● Brief
Using the records below, report how many lines hold "title", with no extra text.

● Given information
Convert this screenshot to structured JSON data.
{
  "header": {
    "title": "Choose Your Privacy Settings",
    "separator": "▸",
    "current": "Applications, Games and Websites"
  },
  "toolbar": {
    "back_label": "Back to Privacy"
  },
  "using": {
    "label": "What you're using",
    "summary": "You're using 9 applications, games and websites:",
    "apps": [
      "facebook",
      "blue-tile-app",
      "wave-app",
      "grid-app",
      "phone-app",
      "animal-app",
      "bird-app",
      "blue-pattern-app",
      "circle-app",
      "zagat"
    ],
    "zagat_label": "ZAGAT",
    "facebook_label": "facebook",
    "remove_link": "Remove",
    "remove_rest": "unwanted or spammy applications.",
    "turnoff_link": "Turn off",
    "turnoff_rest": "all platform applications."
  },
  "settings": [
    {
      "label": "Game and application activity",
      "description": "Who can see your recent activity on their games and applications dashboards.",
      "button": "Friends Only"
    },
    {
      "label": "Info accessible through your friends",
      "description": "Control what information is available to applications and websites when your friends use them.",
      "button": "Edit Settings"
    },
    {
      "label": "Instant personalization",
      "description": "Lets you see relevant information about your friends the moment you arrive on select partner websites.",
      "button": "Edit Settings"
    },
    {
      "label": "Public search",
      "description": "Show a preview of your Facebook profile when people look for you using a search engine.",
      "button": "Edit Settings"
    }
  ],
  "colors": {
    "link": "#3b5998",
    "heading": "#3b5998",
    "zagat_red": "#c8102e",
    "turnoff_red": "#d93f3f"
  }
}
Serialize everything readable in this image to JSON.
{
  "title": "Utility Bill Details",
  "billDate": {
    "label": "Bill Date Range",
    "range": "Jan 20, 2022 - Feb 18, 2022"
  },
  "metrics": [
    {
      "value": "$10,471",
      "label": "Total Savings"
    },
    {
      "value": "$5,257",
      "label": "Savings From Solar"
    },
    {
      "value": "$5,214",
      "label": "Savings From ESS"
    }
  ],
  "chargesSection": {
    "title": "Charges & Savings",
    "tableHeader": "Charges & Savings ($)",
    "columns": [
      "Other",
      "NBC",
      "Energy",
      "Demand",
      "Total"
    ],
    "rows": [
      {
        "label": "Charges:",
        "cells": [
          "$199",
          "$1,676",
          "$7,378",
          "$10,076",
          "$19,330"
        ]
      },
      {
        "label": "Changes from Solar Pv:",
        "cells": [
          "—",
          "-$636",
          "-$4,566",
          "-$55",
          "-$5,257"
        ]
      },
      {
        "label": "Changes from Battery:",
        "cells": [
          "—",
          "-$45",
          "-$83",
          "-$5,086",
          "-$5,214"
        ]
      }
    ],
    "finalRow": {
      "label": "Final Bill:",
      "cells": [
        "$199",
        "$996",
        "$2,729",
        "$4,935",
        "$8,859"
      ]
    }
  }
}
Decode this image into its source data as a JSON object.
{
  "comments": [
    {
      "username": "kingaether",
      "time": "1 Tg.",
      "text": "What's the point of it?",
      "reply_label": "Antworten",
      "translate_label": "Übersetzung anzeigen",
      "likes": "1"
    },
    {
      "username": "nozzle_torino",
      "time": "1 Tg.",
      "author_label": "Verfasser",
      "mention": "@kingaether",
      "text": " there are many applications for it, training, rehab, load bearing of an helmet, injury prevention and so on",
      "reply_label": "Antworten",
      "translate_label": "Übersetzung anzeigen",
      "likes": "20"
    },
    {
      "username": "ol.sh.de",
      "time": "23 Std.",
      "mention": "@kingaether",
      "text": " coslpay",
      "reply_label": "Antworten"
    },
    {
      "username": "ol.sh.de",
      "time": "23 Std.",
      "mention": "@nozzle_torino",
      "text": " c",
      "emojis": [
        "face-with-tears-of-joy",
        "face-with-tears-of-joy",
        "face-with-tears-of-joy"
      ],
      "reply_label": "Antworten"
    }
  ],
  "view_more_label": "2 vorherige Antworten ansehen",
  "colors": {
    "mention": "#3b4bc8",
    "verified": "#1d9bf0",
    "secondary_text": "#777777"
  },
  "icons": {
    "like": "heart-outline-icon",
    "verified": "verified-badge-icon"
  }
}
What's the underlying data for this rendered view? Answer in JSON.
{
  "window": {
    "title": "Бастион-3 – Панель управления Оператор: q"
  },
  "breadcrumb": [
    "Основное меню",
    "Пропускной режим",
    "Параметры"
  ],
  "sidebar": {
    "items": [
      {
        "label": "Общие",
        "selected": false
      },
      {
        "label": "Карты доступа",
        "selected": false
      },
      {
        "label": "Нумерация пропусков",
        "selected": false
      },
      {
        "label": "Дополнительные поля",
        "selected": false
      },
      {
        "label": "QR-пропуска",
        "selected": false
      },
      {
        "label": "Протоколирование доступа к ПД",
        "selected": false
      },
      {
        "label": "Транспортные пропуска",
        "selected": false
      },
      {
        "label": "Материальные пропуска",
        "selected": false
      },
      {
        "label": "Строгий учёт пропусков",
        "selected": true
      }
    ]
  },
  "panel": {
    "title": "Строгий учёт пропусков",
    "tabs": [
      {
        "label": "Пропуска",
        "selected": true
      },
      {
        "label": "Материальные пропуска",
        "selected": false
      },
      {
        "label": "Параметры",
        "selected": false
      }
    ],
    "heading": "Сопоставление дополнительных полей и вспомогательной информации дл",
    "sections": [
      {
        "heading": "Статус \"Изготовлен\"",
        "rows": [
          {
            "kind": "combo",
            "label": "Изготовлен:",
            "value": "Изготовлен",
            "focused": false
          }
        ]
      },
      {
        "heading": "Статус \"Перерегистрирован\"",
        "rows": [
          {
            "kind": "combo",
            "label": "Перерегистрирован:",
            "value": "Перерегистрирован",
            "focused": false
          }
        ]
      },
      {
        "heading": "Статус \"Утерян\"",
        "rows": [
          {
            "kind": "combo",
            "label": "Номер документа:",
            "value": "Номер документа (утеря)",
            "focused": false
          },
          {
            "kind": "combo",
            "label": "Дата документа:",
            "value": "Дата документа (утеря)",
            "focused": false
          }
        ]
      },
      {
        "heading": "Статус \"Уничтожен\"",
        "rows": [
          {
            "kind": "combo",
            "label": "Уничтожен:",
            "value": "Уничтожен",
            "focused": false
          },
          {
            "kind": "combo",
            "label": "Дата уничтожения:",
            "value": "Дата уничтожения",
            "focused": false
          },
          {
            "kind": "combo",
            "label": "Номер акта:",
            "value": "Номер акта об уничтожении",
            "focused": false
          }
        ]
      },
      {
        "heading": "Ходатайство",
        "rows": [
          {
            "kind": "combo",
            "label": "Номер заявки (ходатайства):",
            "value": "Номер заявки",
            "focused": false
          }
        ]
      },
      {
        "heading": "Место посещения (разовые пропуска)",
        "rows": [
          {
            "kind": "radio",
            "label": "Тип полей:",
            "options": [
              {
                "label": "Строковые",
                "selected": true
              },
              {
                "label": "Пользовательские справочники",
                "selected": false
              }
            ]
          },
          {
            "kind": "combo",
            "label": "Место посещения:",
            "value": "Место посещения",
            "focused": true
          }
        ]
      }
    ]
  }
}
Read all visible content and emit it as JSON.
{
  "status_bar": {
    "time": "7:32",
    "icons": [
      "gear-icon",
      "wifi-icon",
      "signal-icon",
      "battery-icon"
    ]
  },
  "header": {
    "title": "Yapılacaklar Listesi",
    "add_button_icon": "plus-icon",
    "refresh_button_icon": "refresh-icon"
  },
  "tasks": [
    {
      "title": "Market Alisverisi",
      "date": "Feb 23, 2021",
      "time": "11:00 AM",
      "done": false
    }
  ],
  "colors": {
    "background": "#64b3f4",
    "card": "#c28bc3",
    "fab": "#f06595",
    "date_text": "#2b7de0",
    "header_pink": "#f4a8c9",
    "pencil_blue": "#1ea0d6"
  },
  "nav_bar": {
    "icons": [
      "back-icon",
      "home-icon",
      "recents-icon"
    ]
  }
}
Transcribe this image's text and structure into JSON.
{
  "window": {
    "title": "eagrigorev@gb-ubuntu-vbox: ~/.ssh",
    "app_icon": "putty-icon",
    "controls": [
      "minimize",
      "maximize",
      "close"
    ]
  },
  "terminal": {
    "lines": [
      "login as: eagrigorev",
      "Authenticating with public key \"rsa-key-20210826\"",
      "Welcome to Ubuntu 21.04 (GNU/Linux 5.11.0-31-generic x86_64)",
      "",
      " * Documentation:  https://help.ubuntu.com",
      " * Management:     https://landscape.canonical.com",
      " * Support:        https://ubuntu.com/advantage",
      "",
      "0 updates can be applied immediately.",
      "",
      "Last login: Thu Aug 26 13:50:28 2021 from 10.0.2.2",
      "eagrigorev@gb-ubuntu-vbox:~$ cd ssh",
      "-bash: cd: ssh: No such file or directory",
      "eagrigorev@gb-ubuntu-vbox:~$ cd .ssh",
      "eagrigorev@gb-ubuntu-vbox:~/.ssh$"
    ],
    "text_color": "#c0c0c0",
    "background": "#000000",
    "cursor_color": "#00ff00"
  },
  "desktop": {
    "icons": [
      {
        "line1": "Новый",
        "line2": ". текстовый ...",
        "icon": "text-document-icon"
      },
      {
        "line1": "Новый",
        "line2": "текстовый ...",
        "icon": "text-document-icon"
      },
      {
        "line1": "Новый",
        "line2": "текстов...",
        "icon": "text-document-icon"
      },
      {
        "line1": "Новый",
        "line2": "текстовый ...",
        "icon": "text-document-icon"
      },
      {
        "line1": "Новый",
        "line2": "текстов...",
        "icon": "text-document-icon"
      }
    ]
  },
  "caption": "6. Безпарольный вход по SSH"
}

● Answer section
8